Our commune Hatria has an exceptionally rich history, both as a wine producing region and as an important part of the Roman Empire. It was once part of an ancient Roman region called Picenum and was known as Hatria or Hadria. The historical record has immortalised Picenum for taking the side of Rome against Hannibal during the Second Punic War. For its efforts, Rome awarded the people of Picenum citizenship. Hadria itself was later given the title Colonia Aelia Hadria.
All through this period of history, wine was being produced. The wines of Picenum were one of the seven ‘grand crus’ of the Roman Empire. In every corner of Rome’s territories from the farthest reaches of modern-day Spain to Turkey to Egypt and beyond, citizens of Rome sought to get a hold of Picene wine such as Vinum Hadrianum. So renowned were these wines that Emperor Diocletian singled them out in his Price Edict issued in 301 AD. He decreed that these crus would fetch the highest prices of all wine made in the Roman Empire, rather like many of the so-called ‘cult wines’ of today. Tasting our modern wines produced around Hatria, this comes as no surprise!

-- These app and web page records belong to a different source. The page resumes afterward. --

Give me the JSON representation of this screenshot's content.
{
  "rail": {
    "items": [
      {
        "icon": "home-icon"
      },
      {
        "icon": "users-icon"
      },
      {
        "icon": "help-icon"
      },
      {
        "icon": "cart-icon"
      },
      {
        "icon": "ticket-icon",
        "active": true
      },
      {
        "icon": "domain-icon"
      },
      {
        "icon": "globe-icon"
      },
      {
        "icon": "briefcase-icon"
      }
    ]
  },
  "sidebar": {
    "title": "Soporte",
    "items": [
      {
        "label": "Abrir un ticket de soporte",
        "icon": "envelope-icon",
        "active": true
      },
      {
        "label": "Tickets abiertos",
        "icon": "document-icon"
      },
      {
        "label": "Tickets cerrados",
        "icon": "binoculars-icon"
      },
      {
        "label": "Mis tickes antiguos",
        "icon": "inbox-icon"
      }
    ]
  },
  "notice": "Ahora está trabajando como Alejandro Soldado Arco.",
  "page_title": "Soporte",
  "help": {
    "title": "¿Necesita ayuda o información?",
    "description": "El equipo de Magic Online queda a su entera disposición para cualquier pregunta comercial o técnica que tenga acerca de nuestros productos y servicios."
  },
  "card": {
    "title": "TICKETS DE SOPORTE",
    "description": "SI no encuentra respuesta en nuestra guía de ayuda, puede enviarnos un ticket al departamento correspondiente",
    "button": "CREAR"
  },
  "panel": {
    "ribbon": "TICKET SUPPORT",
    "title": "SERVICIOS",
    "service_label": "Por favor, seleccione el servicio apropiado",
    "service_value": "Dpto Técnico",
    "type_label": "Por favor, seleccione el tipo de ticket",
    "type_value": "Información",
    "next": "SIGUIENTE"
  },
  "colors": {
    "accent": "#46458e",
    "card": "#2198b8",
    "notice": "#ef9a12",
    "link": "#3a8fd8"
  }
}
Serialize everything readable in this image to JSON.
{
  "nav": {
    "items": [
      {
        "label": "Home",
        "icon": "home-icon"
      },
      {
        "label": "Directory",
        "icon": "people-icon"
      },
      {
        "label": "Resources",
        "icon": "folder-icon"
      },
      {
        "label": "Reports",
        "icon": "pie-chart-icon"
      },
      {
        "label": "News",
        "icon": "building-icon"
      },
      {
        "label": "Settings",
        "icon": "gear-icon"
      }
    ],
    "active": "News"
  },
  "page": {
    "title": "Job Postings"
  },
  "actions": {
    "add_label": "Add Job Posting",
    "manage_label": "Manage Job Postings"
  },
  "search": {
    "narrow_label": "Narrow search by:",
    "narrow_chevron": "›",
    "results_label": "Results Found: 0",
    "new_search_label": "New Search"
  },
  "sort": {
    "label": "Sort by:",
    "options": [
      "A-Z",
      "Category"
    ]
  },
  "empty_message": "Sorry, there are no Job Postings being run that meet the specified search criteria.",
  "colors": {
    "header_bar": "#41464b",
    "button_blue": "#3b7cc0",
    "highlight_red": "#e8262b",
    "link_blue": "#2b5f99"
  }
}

If the name Hadria sounds familiar, it should. Emperor Hadrian, one of Rome’s Five Good Emperors, had family ties to the town of Hadria through his father. While he was born in Italica, a Roman settlement in Spain, Hadrian considered Hadria his second home and it is where his name originates. But the legacy of this commune does not end here. Scholars argue the Hadria settlement gave its name to the Adriatic Sea, which was known during Antiquity as Mare Hadriaticum. Today, that sea helps moderate the climate in our vineyards and contributes to our ability to make intensely flavoured, concentrated wines in Atri.